Fluorescent shirts — In warmer weather I ditch the raincoat and wear brightly coloured shirts instead. This means I have to take another shirt with me for work but it’s worth it. If by chance it rains I might get a bit damp but at least I have a change of clothes.

Thermal top — In really cold weather a shirt plus a raincoat isn’t enough. The thermal top helps but if I misjudge it can also make me sweaty, even on cold days. On the bright side it tends to absorb the sweat so if I’m wearing it underneath my shirt the shirt is still okay. I just have to take off the thermal top when I get to work.

Gloves — If I ride in less than 5°C the circulation disappears from my fingers and it’s very painful. Padded gloves fix it. Highly worthwhile.

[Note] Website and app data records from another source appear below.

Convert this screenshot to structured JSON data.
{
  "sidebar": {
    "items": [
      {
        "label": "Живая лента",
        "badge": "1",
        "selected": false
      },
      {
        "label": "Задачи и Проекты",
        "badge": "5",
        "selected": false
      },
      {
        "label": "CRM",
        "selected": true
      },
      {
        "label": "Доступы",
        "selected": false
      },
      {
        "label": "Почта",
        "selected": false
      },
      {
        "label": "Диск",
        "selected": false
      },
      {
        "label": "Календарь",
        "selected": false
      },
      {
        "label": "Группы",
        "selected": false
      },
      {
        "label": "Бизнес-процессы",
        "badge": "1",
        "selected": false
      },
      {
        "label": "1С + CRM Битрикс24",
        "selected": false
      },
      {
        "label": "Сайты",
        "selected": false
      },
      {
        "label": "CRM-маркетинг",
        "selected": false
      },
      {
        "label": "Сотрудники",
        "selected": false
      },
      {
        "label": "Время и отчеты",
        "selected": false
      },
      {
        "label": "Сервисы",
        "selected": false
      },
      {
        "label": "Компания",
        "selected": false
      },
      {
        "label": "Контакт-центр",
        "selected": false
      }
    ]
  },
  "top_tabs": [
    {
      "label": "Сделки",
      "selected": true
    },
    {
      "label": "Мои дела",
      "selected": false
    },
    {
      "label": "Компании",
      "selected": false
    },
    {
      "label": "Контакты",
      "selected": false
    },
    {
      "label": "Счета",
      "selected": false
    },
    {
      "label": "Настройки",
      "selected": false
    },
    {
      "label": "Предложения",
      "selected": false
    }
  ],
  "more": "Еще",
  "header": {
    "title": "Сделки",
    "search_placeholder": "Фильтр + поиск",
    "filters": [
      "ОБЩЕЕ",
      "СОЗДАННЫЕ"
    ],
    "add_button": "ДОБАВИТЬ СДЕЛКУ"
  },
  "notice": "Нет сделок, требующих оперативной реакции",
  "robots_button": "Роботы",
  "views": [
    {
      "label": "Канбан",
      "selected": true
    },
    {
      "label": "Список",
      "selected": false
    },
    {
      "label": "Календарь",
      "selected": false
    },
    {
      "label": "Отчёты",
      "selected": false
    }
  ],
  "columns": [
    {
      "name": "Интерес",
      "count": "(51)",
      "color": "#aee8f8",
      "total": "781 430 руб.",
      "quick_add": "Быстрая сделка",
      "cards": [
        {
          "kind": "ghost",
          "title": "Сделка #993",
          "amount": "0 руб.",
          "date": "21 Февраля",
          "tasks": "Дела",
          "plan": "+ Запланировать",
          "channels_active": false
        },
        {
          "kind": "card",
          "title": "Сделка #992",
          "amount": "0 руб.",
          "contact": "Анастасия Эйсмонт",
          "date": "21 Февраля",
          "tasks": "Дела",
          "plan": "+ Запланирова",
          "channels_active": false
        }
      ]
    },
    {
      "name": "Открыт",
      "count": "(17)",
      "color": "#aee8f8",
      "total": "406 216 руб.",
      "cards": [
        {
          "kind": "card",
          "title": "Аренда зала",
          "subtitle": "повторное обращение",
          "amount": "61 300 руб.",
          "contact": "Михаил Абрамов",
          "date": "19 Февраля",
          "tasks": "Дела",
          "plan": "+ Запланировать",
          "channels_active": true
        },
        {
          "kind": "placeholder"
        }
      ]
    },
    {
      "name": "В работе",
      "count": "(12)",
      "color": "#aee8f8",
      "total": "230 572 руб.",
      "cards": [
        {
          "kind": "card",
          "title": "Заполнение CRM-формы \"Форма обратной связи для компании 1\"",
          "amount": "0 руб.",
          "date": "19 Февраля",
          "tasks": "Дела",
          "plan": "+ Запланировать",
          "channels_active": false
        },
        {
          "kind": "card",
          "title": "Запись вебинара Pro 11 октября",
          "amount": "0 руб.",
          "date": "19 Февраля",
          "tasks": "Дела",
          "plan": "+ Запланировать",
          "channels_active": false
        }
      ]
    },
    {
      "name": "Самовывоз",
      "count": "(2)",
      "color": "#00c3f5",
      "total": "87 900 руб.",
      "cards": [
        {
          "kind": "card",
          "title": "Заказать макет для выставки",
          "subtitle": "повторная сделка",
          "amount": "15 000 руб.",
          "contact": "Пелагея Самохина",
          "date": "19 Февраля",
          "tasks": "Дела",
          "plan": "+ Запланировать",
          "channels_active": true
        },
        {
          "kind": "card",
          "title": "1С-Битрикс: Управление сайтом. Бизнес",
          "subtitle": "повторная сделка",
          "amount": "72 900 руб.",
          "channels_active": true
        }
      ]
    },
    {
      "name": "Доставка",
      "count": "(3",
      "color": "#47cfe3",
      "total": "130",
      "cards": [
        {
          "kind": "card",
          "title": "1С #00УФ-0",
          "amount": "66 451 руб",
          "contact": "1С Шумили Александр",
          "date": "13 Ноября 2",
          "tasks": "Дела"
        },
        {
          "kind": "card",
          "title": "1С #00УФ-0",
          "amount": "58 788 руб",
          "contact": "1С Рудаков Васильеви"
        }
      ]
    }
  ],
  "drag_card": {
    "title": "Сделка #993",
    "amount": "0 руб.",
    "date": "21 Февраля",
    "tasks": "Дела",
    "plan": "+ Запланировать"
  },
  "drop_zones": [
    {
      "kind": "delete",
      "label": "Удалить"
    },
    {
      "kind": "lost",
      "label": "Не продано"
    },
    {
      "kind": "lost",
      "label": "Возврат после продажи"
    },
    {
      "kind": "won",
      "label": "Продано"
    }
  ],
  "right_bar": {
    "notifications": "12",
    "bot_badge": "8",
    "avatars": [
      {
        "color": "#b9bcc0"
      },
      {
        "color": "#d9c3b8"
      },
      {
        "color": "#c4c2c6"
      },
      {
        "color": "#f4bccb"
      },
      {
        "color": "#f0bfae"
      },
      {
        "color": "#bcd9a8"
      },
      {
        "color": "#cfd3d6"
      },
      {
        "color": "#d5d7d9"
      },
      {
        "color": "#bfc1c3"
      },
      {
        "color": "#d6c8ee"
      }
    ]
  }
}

Quick-drying shirts — My trip to work is mostly downhill but sometimes I sweat a bit. Sometimes I wear a sports shirt made out of material that breathes well so sweat evaporates quickly. I’m not stinky, I promise. It just means I have to take less stuff with me because I can wear the same shirt all day.

Quick-drying shorts — I have a couple of pairs of shorts that I wear year-round before changing into something else at work. It doesn’t matter if they get rained on because they will be dry enough by the next time I need them. Usually the top part is protected from rain by my raincoat so I can use it as a makeshift shammy to dry the rain off my exposed arms and legs before I put on my jeans.

Now I’m in the habit it’s not too hard to keep all this organised. Every day I ride, which is around 90% of the time, I get the satisfaction of not using my car and not spending $5+ on bus tickets. Life is good. Hopefully these ideas are useful to somebody someday.

Posted in tasmania | Leave a comment

S.A.T. Kongreso 1947, Århus

While travelling through Scandinavia I’ve popped into a couple of libraries and searched their catalogues for Esperanto literature. Since it originated in Europe my theory is that I’m more likely to find something here than I am in Australia.

That search turned out fruitful at Århus’ very swanky waterfront library DOKK1, after spending some time negotiating with their Danish computer system. Hiding in their archives was the book from Sennacieca Asocio Tutmonda’s 1947 Esperanto conference in Århus. Weighing in at 37 pages of Esperanto, it welcomes the delegates, outlines the schedule for the six days and provides various practical information and context about the city.

S.A.T. has held a kongreso every year since 1921 with the only exception being the years of World War II. This made the 1947 event particularly special as it was the first year that they were able to recommence. The opening address notes that there are still difficulties preventing delegates from some countries travelling and emphasises the need for greater international understanding after the atrocities they just witnessed.

SAT Aarhus cover

SAT Aarhus opening

SAT Aarhus city SAT Aarhus schedule

Posted in language | Leave a comment